▶

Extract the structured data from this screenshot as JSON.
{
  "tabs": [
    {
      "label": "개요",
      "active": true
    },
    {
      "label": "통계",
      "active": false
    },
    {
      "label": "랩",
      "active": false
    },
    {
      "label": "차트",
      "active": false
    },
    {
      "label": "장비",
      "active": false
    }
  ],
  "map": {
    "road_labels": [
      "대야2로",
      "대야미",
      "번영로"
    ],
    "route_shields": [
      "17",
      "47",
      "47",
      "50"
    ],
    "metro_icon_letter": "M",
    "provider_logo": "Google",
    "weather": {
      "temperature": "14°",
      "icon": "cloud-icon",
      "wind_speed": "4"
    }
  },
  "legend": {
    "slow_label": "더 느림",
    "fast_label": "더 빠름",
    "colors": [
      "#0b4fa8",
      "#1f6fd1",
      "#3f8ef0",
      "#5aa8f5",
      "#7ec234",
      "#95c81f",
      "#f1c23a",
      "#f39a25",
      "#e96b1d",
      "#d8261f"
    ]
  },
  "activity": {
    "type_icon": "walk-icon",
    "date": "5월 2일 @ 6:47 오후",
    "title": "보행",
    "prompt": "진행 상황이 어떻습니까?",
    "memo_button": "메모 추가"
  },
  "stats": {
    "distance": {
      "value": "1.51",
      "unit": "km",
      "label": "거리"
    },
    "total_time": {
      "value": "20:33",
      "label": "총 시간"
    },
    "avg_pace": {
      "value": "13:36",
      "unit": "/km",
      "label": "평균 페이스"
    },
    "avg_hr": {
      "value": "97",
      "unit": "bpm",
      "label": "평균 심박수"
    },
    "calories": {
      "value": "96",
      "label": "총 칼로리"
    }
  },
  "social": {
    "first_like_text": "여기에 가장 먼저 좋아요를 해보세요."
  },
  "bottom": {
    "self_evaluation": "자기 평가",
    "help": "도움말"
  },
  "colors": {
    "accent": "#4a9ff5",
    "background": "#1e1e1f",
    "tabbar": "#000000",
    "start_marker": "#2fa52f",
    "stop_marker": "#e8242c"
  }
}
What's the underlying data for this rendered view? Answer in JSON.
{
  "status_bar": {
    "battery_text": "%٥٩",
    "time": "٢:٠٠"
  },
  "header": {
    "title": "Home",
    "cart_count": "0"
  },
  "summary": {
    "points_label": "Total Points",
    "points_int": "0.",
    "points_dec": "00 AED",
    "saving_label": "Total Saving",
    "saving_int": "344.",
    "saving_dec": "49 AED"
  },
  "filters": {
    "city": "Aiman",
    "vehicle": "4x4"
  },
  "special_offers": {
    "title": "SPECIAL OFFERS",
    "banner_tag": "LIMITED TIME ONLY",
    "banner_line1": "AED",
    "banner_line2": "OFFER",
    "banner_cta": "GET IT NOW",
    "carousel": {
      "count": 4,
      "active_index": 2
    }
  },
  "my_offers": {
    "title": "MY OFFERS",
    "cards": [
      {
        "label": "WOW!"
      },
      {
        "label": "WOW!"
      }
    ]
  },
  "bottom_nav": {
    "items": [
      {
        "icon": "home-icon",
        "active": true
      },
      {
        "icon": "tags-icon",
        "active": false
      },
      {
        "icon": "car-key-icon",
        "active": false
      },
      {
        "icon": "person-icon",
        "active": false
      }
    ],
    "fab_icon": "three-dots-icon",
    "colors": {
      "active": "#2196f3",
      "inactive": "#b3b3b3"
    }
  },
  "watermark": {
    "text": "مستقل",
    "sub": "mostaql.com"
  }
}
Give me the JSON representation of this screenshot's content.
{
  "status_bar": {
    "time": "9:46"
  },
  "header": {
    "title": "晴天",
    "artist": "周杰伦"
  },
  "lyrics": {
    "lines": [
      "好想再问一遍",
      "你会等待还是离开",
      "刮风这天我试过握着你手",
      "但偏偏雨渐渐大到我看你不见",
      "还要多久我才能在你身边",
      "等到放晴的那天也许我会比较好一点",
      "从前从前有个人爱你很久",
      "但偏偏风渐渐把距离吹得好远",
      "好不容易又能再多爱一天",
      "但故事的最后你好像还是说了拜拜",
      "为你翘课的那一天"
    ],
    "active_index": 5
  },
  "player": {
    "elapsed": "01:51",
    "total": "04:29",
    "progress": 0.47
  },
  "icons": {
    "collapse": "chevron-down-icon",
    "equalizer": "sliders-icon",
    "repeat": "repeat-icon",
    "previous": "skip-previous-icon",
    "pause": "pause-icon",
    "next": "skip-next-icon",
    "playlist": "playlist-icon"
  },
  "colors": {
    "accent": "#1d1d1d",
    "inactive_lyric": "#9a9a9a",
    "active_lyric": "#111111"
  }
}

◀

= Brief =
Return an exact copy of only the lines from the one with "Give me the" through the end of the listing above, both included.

= Expected answer =
Give me the JSON representation of this screenshot's content.
{
  "status_bar": {
    "time": "9:46"
  },
  "header": {
    "title": "晴天",
    "artist": "周杰伦"
  },
  "lyrics": {
    "lines": [
      "好想再问一遍",
      "你会等待还是离开",
      "刮风这天我试过握着你手",
      "但偏偏雨渐渐大到我看你不见",
      "还要多久我才能在你身边",
      "等到放晴的那天也许我会比较好一点",
      "从前从前有个人爱你很久",
      "但偏偏风渐渐把距离吹得好远",
      "好不容易又能再多爱一天",
      "但故事的最后你好像还是说了拜拜",
      "为你翘课的那一天"
    ],
    "active_index": 5
  },
  "player": {
    "elapsed": "01:51",
    "total": "04:29",
    "progress": 0.47
  },
  "icons": {
    "collapse": "chevron-down-icon",
    "equalizer": "sliders-icon",
    "repeat": "repeat-icon",
    "previous": "skip-previous-icon",
    "pause": "pause-icon",
    "next": "skip-next-icon",
    "playlist": "playlist-icon"
  },
  "colors": {
    "accent": "#1d1d1d",
    "inactive_lyric": "#9a9a9a",
    "active_lyric": "#111111"
  }
}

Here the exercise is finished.